“But Where are You From From?”


 Reflections from a confused expatriate.


I have come to disconnect my brain from my words every time I answer the question of where I am from. No matter whether I tell you I am Italian, which means I want this conversation to end as quickly as possible, or whether I tell you I am Mexican, which means I am feeling patient, or whether I explain the story of my life; at this point I feel nothing but exhaustion for the epic I need to tell in order to account for all the pieces.

When I get asked deeper questions, however, my wall of distance breaks. When I try to explain that (even though I can claim no Brazilian nationality) the only language I had no accent in was Portuguese (which is no longer true) my accent fumbles and changes, suddenly aware of its linguistic contradictions and peculiarities. When I state that I have never lived in Italy, even though all of my family is from there, and that in fact I had not even visited Rome until last summer, I begin to believe that the most Italian thing about me is my ability to cook a dozen types of pasta. When someone asks about some particular Mexican slang, and I have an even more vague notion about what it means than they do, I visualize why I always get spoken to in English while in the land of my birth.

In one of my classes this semester, I sat in silence and watched several American students discuss what it means to be an immigrant in the book White Teeth, by Zadie Smith. Very little of what they said made any sense to me. I did not resent them for speaking, or even for being, in my opinion, often wrong. But when the teaching fellow asked me to contribute to the discussion, I could not. I could not even explain why I could not – all of the explanations I had memorized over the years, in their various different forms and versions, suddenly all seemed wrong. When made to really think about the issue of nationality, and immigration, and belonging, my mind drew a blank.

The truth is, I don’t know where I’m from. If you catch me in my darkest moments, I will respond: “nowhere”. But I honestly do not, ever, blame you for asking. It is not your fault that I feel this way, and most likely you have no idea that I do. Your inability to place my accent is through no fault of your own, and neither is your curiosity about on what authority I base my distaste for Border Café and how it balances with my blonde hair and blue eyes. The mini existential crisis I have when you ask me what country I would fight for in a hypothetical World War III is in no way, I assume, something you meant to induce.

I have been told by my American friends that it is impolite to ask someone “where they’re from from”, because it might come off as racist, discriminatory, and be triggering and shame-inducing.
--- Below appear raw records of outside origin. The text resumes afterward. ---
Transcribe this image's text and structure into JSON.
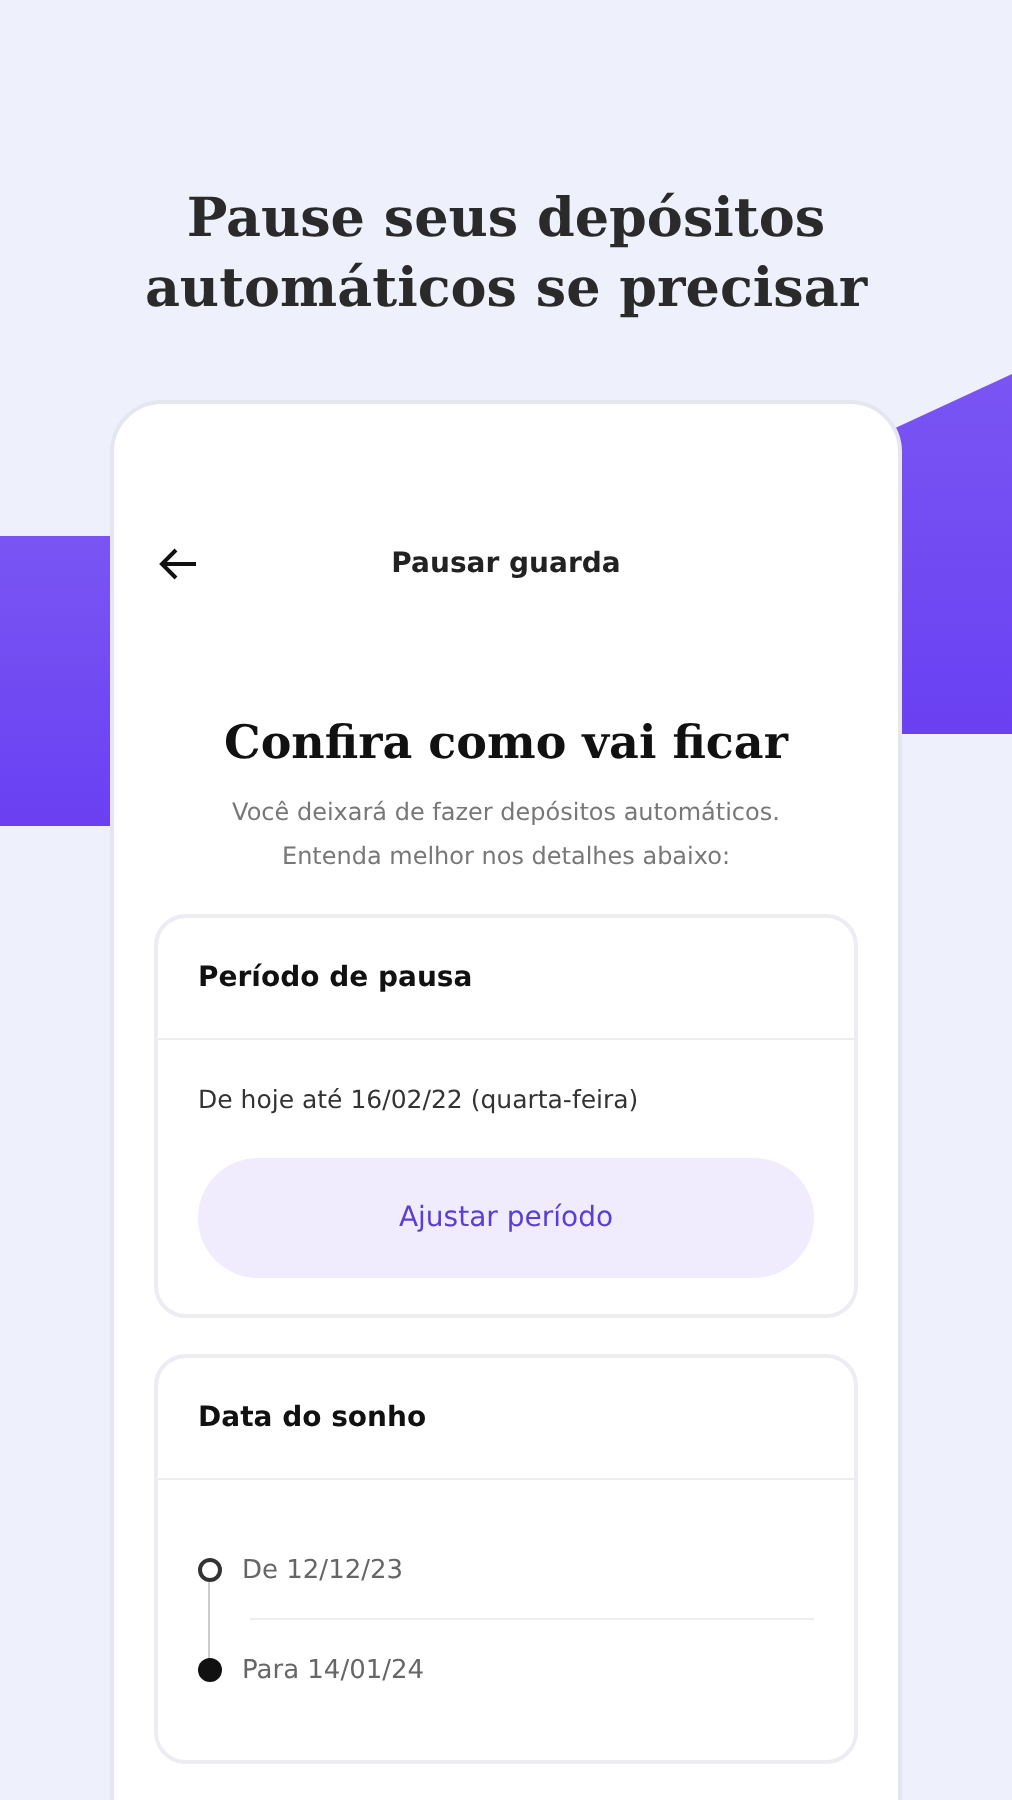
{
  "headline": "Pause seus depósitos automáticos se precisar",
  "screen": {
    "title": "Pausar guarda",
    "heading": "Confira como vai ficar",
    "subtitle": "Você deixará de fazer depósitos automáticos.\nEntenda melhor nos detalhes abaixo:",
    "pause_card": {
      "title": "Período de pausa",
      "text": "De hoje até 16/02/22 (quarta-feira)",
      "button": "Ajustar período"
    },
    "dream_card": {
      "title": "Data do sonho",
      "timeline": [
        {
          "kind": "start",
          "label": "De 12/12/23"
        },
        {
          "kind": "end",
          "label": "Para 14/01/24"
        }
      ]
    }
  }
}
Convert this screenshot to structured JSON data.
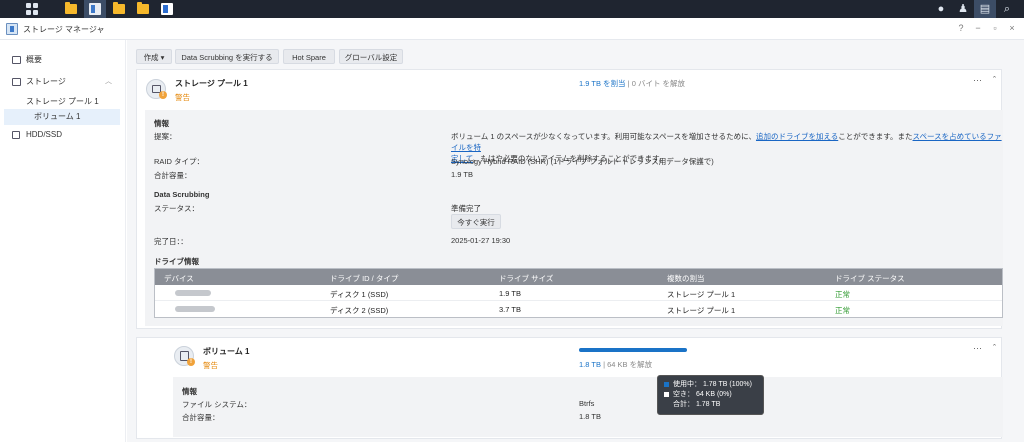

From the personal corner of my experience in the matter, I respectfully disagree. In the particular context in which we live in, on this specific college campus, I find that this is rarely the case. I cannot think of a single instance in which someone has asked me that question in order to judge me, shame me, or exclude me, and not out of sheer curiosity and excitement. I have never gathered any response more offensive than “my favorite pasta is Alfredo!” And for all my identity uncertainty I do not feel ashamed of any of my potential nationalities. What’s more, I believe that treating the question as a taboo is a positive feedback loop of offensiveness, in which we are taught that asking someone where they’re from is offensive because not all answers are accepted. That, in my opinion, is what induces shame: the idea that some nationalities are “bad” answers. And that to avoid making people uncomfortable by having to admit they are from these “bad” nationalities, we should just not ask the question at all.

But there are, or rather there should be, no “bad” answers to such a question. One was born in a certain place to certain parents, and there is nothing one can do to change that. It is futile, and possibly harmful, to feel shame over something so inconsequential, and that one cannot in any way change. I do not want to think badly of you for being curious about how I can be a blonde Mexican, I do not want to punish or frighten away your innocent curiosity, because the only way we can learn to live together without violence and fear is to understand each other. You cannot understand me, and I cannot understand you, without questions being asked, and answers being given. I cannot expect you to “like” or accept my culture if you are not allowed to explore it and find aspects of it (and there are many in every culture) that you can enjoy.

So, do continue to ask me where I’m from if you want to – I want us to live together peacefully and openly.

Francesca Cornero (francescacornero@college.harvard.edu) is starting a petition to make “the basement of William James” an acceptable nationality.